Aleppo residents get respite from shelling in 48-hour 'regime of calm'
A cessation of hostilities agreement brokered by Russia and the United States brought a measure of relief to the battered Syrian city of Aleppo yesterday but President Bashar al-Assad said he still sought a crushing victory over rebel forces.
Syrian state media said the army would abide by a "regime of calm" in the city that came into effect at 1am for 48 hours, and relative calm prevailed on yesterday morning after two weeks of death and destruction.
The army blamed Islamist insurgents for violating the agreement overnight by what it called indiscriminate shelling of some government-held residential areas of divided Aleppo. But residents said the violence had eased by morning and more shops had opened up.
Elsewhere in Syria, fighting persisted. Isil militants captured the Shaer gas field in eastern Syria, the first gain for the hardline jihadists in the Palmyra desert area since they lost the ancient city in March, according to rebel sources and a monitor.
Assad said he would accept nothing less than an outright victory against rebels in Aleppo and across Syria, state media reported.
In a telegram sent to Russian President Vladimir Putin thanking Moscow for its military support, Assad said the army was set on "attaining final victory" and "crushing the aggression" in its fight against the rebels.
The British-based Syrian Observatory for Human Rights said at least one person was killed in rebel shelling overnight of the Midan neighbourhood on the government side of Aleppo, which was Syria's commercial hub and largest city before the war.
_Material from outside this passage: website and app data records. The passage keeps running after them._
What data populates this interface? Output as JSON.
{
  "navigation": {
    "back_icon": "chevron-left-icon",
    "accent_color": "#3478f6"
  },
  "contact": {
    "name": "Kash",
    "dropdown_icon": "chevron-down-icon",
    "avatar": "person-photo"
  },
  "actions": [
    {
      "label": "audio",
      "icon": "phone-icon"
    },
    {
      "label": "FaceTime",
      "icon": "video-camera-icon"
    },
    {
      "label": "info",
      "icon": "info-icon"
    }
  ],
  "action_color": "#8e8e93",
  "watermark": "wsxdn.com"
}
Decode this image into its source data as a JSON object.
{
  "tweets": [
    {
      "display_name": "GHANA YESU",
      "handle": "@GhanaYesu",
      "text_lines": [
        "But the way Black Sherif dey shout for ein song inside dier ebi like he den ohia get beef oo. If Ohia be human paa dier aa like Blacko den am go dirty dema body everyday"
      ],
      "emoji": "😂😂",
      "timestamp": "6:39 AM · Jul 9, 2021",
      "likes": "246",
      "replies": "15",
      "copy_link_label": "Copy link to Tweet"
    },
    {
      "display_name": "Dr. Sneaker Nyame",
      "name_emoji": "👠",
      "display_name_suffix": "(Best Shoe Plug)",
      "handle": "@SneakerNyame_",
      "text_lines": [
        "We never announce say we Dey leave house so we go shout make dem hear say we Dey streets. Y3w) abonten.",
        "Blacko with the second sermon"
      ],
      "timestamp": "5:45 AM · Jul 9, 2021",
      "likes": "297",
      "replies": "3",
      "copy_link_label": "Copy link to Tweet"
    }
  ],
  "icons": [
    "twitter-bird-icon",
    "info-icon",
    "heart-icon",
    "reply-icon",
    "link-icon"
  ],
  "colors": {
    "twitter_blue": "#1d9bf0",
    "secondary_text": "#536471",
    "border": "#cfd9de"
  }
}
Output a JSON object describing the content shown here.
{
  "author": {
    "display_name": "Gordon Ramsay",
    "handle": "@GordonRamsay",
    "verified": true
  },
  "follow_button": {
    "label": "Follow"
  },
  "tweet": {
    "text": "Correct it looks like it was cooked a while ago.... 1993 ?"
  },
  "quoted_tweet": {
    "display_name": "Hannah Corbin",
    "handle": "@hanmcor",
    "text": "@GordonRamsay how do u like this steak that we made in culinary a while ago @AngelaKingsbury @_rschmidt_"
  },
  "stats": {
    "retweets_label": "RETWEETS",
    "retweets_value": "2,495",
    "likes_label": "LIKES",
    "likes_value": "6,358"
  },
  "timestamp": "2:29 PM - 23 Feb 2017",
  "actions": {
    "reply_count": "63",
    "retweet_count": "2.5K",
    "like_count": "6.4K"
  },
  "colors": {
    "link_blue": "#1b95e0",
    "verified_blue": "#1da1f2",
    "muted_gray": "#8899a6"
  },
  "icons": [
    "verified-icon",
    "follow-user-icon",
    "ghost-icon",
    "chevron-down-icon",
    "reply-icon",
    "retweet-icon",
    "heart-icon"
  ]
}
Rockets also hit the New Aleppo district, state media said.
But a resident of the rebel-held eastern part of the city said that although warplanes flew overnight, there were none of the intense raids seen during the past 10 days of air strikes.